Full Title or Meme

The core concepts as introduced by President Obama in NSTIC papers.


About 7 years ago, the White House introduced The National Strategy for Trusted Identities in Cyberspace (NSTIC), an initiative collaboratively bringing together the private sector, advocacy groups, public sector agencies and other organizations to improve the privacy, security and convenience of online transactions. The Identity Ecosystem envisioned in the NSTIC is an online environment where individuals and organizations are able to trust each other because they follow agreed-upon standards to obtain and authenticate their digital identities – and the digital identities of devices.

To achieve this objective, the NSTIC established guiding principles for the creation of an Identity Ecosystem, developed with identity solutions that are:

  1. Privacy-enhancing and voluntary;
  2. Secure and resilient;
  3. Interoperable; and
  4. Cost-effective and easy to use.
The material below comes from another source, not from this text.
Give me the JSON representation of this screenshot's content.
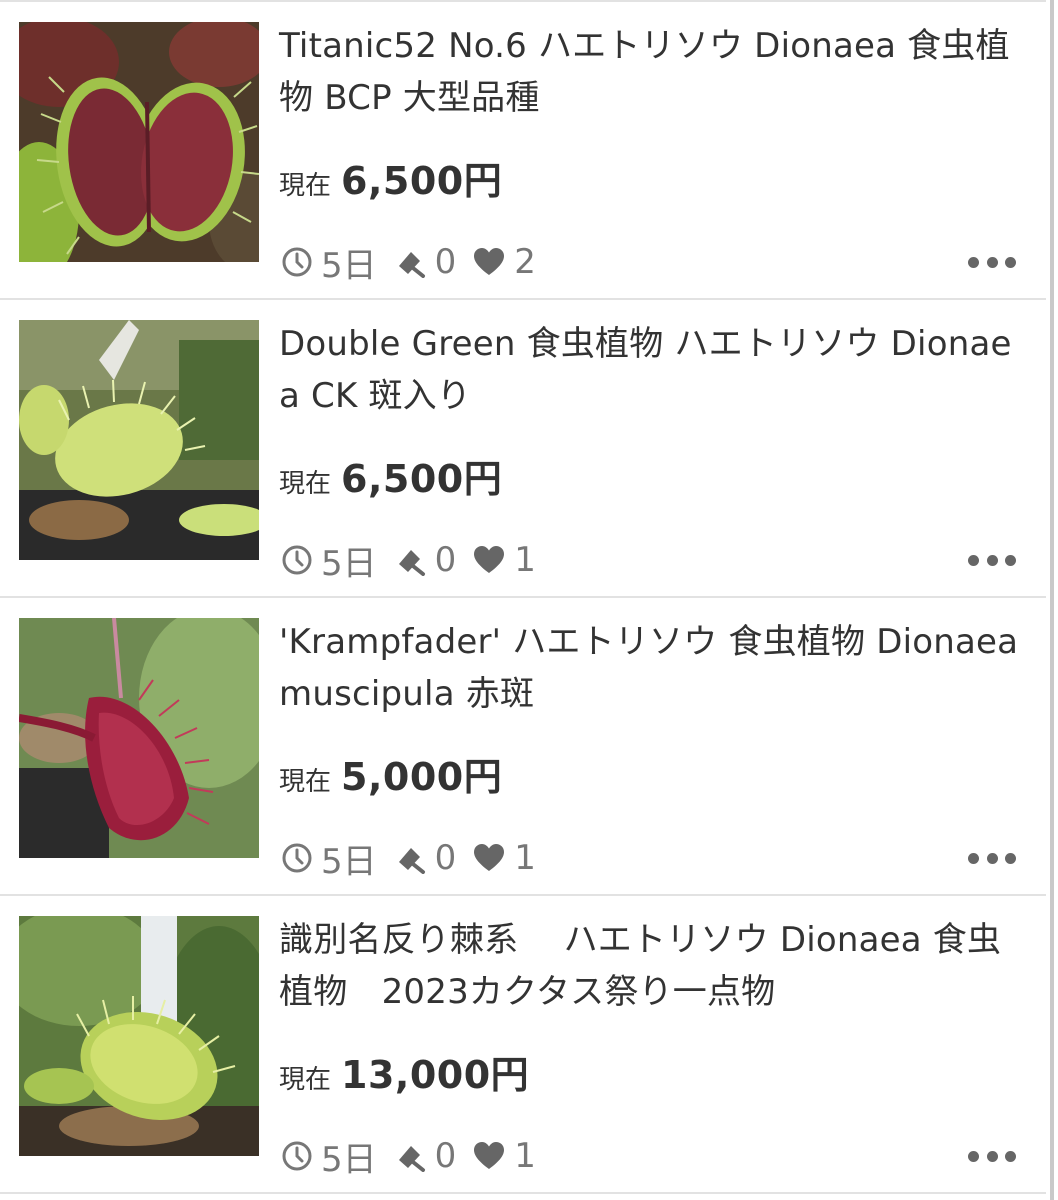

The National Strategy for Trusted Identities in Cyberspace (NSTIC) tried to solve all of the problems of Privacy and Security if Identifiers with a single strategy. NIST tried to bootstrap the strategy by creating an organization that sought input from all the stakeholders in Identity in Cyberspace. As is to be expected in such a free-for-all the resulting Identity Ecosystem Framework {IDEF} pleased no one. This page tries to narrow the problem to just getting the Identifiers right and building from there.


The proposed solution is a hierarchy of Identifiers.